This is Hugh’s story as told by Katie Ryan…
My father lived with Parkinson’s disease for twenty years before he died and it progressed very slowly. He was diagnosed at the age I am now and died at seventy-two on a beautiful fall day in September when the sky was blue and the season had just begun to change. As I said, the progression of his disease was very slow and I first noticed something was wrong when I saw his hand just barely shaking. He wouldn’t tell me because he didn’t want anyone to know, but I asked my mother and she confessed the truth.
As a younger man, he was a marine and lived that kind of lifestyle throughout all of his adult years. I remember him being outdoorsy, very active and physical. He loved nothing more than being outside, tending to the few acres on which he lived with my mother. He always had little projects in the works—there was constantly something to do.
“When the dementia started to set in, none of us really noticed it.”

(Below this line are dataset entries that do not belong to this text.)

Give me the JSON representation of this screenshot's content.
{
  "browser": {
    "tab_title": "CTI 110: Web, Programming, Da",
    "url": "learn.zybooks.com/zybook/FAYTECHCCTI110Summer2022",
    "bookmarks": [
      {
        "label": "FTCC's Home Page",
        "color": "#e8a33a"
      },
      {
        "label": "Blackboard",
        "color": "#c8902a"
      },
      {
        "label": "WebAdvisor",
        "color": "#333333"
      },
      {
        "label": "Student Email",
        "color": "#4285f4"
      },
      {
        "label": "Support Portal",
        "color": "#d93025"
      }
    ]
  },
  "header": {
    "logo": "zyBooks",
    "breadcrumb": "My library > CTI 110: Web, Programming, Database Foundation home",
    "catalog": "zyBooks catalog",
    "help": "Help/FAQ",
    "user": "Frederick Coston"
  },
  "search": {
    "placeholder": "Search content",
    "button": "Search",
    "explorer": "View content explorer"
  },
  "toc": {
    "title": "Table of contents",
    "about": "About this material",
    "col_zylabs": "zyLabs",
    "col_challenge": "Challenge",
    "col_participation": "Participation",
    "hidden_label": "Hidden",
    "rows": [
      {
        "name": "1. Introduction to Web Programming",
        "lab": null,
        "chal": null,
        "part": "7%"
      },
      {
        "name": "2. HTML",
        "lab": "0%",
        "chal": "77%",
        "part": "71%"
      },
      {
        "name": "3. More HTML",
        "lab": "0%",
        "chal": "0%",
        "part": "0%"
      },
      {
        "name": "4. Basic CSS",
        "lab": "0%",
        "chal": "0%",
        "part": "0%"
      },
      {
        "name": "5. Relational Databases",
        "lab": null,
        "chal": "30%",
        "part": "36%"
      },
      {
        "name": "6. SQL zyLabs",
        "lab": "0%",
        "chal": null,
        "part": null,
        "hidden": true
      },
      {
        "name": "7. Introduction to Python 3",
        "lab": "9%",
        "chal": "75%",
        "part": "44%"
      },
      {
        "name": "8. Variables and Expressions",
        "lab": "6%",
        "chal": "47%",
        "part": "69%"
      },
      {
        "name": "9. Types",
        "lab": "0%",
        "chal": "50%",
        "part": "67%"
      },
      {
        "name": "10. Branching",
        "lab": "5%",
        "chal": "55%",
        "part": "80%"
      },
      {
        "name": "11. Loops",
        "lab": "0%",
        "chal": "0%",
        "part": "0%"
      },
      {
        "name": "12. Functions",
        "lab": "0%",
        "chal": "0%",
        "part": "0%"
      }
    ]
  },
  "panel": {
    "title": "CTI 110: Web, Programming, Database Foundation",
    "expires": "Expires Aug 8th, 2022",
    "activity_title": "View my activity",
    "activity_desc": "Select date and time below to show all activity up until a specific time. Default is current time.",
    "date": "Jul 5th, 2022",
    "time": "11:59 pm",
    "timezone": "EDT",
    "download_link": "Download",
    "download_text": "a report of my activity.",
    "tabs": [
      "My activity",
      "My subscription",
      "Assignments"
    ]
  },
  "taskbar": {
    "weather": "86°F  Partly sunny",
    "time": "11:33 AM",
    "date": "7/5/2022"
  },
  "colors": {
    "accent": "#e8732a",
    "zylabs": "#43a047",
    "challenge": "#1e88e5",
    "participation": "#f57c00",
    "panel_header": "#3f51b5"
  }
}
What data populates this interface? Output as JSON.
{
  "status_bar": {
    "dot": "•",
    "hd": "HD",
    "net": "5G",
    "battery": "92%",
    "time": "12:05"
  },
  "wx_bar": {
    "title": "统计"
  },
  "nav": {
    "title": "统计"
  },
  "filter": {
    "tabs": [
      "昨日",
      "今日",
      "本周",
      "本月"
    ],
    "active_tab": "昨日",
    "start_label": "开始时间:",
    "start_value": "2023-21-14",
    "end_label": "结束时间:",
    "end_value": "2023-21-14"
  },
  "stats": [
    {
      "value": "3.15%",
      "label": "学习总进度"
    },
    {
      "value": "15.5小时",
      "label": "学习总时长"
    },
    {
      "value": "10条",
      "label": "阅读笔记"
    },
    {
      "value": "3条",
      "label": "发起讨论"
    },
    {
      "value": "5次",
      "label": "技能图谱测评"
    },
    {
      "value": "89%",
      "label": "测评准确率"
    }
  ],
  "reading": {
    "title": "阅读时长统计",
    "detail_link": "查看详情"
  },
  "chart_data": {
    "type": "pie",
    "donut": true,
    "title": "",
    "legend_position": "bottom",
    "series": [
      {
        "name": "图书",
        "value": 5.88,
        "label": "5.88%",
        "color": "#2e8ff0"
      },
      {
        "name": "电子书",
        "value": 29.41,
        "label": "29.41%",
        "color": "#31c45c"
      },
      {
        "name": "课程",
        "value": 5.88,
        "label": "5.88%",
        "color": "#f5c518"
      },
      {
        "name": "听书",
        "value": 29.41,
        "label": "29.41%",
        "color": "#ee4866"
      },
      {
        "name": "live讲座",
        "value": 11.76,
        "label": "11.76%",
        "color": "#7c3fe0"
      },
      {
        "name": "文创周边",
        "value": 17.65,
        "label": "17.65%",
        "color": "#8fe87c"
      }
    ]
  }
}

I knew of his disease long before anyone else found out. I still don’t know if my brother or sister figured it out on their own or if my father told them. The whole time, we never knew how long he’d make it. From the beginning, some doctors would say he had one year to live and others would say five. We didn’t know if the Parkinson’s would ultimately take his life before something else did. Slowly his body stopped working. He would lose his ability to walk fast or hold things. His ability to simply blink started to deteriorate as well as his sense of hearing. When the dementia started to set in, none of us really noticed it. We’d be sitting at the dinner table talking and he would say something completely unrelated. We thought it must be due to his hearing at first, but then he would say absurd things about my mother running a whorehouse or helicopters landing on the roof. It started getting very difficult and he eventually lost his ability to drive.
As his condition got worse, he could barely walk. He slowly lost his ability to speak as the dementia took over and my mother was the last one who could comprehend what he was trying to say. They had worked out a routine so she could get him wanted but he would still get frustrated at times and try to run away. We had to start hiding his car keys, and in retaliation, he would hide things from us. To this day, we still find things he hid around the house.
“All through his illness, she would still take him out for breakfast and other public places, but as his health got worse, the reactions from strangers would become increasingly hurtful.”
Of course, we didn’t know what we were getting into at first and looking back now I realize how helpful it was for he and my mother to be in a Parkinson’s support group. All through his illness, she would still take him out for breakfast and other public places, but as his health got worse, the reactions from strangers would become increasingly hurtful. Especially near the end, he was so feeble people were understandably shocked but it was uncomfortable nonetheless. In the support group, they could be social and accepted in a group that could understand what he was going through.
While she did have hospice workers helping now and then, my mother never considered putting my father in a home. She stuck by him and took care of him from beginning to end, even as it began to wear on her own emotional and physical health. The doctors would always say he had a few months left to live, and as he kept living, it became very exhausting for all of us. Although we were grateful for the extra time we had with him, his death also came with a sense of relief that, naturally, spurred a sense of guilt.
“The hospice workers came to remove his hospital bed and afterward nearly every trace of him was gone.”
Immediately after my father’s death, my mother began moving all of his things out of their room. She didn’t want to linger after all she had been through, so she cleaned. The hospice workers came to remove his hospital bed and afterward nearly every trace of him was gone. Of his things, my siblings and I all kept something to remember him—for me, it was a tie. His death affected all of us differently and became a sad, abstract experience for me living far away. But every now and then, his absence will strike me in the presence of a random memory. One time I set my glasses down on my nightstand and noticed they were resting on the lenses. My father always told me not to do that so I reached over to put them on their frames only to realize he instilled that habit within me. I remember him in those moments now, looking back on the things he taught me or the times I took for granted, and I know I’ll always miss him.